Limited-edition ceramics or a weekend on Bruny Island are just some of the incredible items available in this online fundraising auction by
Sasha Gattermayr
  7 hours ago

Homes

A Pascoe Vale South Home With Palm Springs Flair

The delightful family home of Jake Cassar and Naomi Jankowski in Pascoe Vale South, Melbourne counts Palm Springs and David Hockey as design...
Lucy Feagins
  16 hours ago

On The Market

This Grand 1860s Terrace In Melbourne’s Inner North Is Up For Grabs!

An original Victorian gem with all the modern updates in one of Melbourne's most coveted inner-city locations has hit the market - and it wo...
Sasha Gattermayr

Family

BE. Founder Grace Dlabik On Smashing Stereotypes + Parenting A Child With Disability

Grace's son 17-year son Elijah was born with a complication that led to quadriplegia Cerebral palsy. Despite the significant challenges they...
Ashe Davenport

News

Buy A Print From A Local Designer And Raise Money For Mental Health Support

‘With Solace’ brings together 23 local illustrators, typographers, photographers and designers to raise funds for ReachOut.

Design Eye

Lauren Li on Contemporary Curves

Square, blocky shapes are out, and CURVY furniture is in - Interior designer Lauren Li gives us the lowdown.
Lucy Feagins
  8 hours ago

Studio Visit

Designing Vibrant + Joyous Clothes With A Cross-Continental Perspective
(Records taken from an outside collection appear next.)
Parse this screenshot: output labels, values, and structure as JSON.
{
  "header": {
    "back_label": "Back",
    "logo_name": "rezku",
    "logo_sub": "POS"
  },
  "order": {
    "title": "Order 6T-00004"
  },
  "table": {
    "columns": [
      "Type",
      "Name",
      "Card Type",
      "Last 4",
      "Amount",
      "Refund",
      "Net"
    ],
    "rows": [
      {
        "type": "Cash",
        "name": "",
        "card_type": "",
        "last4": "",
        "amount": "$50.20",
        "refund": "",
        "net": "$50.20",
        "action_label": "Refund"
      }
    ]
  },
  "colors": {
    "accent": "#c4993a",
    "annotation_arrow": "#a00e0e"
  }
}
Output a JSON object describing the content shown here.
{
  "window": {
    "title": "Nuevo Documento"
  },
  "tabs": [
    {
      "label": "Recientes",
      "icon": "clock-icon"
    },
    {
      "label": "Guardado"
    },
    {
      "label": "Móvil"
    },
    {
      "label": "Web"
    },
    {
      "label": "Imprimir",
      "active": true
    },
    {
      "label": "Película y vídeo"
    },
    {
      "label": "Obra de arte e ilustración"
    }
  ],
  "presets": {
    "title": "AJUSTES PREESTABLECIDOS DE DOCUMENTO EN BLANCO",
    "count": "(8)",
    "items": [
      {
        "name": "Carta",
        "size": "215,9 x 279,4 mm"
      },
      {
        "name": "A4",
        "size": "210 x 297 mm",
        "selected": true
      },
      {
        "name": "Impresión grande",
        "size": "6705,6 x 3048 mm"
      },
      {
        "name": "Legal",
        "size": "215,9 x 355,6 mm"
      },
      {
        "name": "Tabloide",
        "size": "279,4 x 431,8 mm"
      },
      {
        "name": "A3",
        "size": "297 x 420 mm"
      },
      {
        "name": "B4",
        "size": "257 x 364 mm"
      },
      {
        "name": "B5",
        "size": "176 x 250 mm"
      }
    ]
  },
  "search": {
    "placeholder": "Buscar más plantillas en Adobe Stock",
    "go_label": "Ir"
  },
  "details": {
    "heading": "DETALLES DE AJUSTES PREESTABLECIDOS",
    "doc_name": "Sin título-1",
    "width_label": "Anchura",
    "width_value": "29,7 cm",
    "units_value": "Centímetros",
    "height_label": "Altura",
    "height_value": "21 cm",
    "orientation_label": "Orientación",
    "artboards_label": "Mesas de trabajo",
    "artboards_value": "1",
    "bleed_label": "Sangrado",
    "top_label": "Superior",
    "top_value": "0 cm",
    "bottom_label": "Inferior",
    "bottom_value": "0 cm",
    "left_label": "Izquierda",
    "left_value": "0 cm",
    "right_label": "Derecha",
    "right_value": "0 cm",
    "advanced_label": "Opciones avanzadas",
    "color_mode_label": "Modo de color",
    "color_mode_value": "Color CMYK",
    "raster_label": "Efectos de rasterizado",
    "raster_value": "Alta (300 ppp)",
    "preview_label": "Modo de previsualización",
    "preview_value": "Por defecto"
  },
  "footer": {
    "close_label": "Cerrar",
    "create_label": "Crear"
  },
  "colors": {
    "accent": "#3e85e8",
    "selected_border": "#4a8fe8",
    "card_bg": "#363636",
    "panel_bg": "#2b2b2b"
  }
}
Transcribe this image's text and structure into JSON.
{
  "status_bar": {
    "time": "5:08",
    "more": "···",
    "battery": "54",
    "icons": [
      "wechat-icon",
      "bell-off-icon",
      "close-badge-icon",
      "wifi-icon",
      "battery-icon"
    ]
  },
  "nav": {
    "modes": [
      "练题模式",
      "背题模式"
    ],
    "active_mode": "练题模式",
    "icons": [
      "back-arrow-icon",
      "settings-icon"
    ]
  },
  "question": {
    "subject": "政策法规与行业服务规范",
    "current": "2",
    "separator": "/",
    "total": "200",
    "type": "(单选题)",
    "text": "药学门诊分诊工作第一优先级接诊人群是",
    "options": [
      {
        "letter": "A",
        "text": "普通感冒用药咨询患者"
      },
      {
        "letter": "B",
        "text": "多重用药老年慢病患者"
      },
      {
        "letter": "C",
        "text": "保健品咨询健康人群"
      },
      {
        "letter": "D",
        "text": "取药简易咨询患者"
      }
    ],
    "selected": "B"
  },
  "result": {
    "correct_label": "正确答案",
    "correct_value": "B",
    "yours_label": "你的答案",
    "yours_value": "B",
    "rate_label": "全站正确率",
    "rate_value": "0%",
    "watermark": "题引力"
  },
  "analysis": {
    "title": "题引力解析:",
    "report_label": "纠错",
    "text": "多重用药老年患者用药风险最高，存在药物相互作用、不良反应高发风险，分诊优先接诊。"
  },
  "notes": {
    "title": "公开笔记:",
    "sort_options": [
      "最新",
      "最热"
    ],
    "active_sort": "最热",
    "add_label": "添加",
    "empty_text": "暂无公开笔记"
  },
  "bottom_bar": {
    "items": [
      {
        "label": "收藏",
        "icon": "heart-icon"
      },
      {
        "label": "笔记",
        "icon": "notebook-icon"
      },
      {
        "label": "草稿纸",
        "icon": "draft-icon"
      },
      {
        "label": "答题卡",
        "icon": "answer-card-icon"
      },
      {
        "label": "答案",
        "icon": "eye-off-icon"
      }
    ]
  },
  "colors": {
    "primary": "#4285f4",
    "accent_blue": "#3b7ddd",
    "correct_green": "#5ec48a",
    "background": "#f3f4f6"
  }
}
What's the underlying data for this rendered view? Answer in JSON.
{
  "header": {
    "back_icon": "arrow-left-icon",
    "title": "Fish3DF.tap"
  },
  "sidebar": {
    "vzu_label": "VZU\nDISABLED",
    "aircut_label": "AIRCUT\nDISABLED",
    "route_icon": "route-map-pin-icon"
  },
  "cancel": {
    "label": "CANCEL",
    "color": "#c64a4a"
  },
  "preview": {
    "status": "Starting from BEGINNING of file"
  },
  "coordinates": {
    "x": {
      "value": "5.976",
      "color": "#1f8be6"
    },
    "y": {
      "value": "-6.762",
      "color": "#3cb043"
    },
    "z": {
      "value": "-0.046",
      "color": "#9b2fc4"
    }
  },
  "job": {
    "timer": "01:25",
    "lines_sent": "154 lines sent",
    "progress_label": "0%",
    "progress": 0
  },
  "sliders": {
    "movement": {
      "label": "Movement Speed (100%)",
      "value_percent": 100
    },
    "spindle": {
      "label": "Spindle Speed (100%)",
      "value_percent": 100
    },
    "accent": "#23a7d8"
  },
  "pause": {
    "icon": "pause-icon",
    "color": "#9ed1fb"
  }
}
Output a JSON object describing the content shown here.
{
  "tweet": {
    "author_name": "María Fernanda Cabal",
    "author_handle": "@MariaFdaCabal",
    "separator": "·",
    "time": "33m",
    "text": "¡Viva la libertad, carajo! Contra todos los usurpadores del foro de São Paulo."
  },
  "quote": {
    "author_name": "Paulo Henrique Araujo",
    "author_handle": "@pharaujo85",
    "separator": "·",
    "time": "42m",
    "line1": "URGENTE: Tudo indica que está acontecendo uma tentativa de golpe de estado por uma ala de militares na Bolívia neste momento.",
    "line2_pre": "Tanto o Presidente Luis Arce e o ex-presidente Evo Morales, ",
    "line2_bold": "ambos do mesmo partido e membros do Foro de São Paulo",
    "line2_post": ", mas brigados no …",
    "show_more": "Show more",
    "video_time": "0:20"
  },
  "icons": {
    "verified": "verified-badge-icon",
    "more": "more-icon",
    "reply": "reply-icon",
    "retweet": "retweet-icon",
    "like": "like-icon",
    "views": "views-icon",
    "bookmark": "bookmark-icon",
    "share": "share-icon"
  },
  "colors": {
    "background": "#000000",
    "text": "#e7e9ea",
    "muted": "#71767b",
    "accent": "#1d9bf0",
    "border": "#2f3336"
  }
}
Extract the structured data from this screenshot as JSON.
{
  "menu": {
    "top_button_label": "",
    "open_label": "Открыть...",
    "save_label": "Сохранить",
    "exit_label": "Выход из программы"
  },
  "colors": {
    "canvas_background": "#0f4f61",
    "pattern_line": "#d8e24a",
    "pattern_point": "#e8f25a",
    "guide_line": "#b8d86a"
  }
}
Dinzi Amobi unites the London of her upbringing with the Nigeria of her heritage through her fashion + homewares label - Ulo Australia.
Sasha Gattermayr

News

A Weekend Art + Ceramics Exhibition Hosted By YSG Studio

The award-winning interior design studio is hosting a two-day art event in collaboration with The DEA Store.

Architecture

A Coastal Family Home Without Any Coastal Cliches!

A contemporary home for furniture designers - meet Coastal Pavilion by Mim Design, on Victoria’s Mornington Peninsula.

Shopping

Radiant New Table Linen From Bonnie + Neil, Just In Time For Summer Entertaining!

Elevate your summer dining table with ‘Clover’, the new summer collection from beloved Melbourne design duo, Bonnie and Neil.
Sasha Gattermayr

News

All Of Your Favourite Makers In One Decadent Showcase!

Craft Victoria hosts an end-of-year exhibition for the crème de la crème of the state’s artisanal creatives.

Similar Stories

Creative People

Free to Feed x Hungry Workshop's 'Potluck' Cookzine

The local not-for-profit charity releases its first book of recipes and stories brought to Australia by people seeking asylum.
Elle Murrell

Dream Job

Nayran Tabiei · Cooking Instructor, Free to Feed

The former Damascene chronicles her long and winding journey to a safe and purposeful present.
Elle Murrell

Art

Kevin Chin · Refuge

The Melbourne-based artist exploring universal themes of journey, transition and sanctuary.
Elle Murrell

The Design Files acknowledge the traditional custodians of the lands on which we work, the Wurundjeri people of the Kulin Nation. We pay our respects to Elders past and present.

First Nations artists, designers, makers and creative business owners are encouraged to submit their projects for coverage on The Design Files – we would love to hear from you.

Please email us here.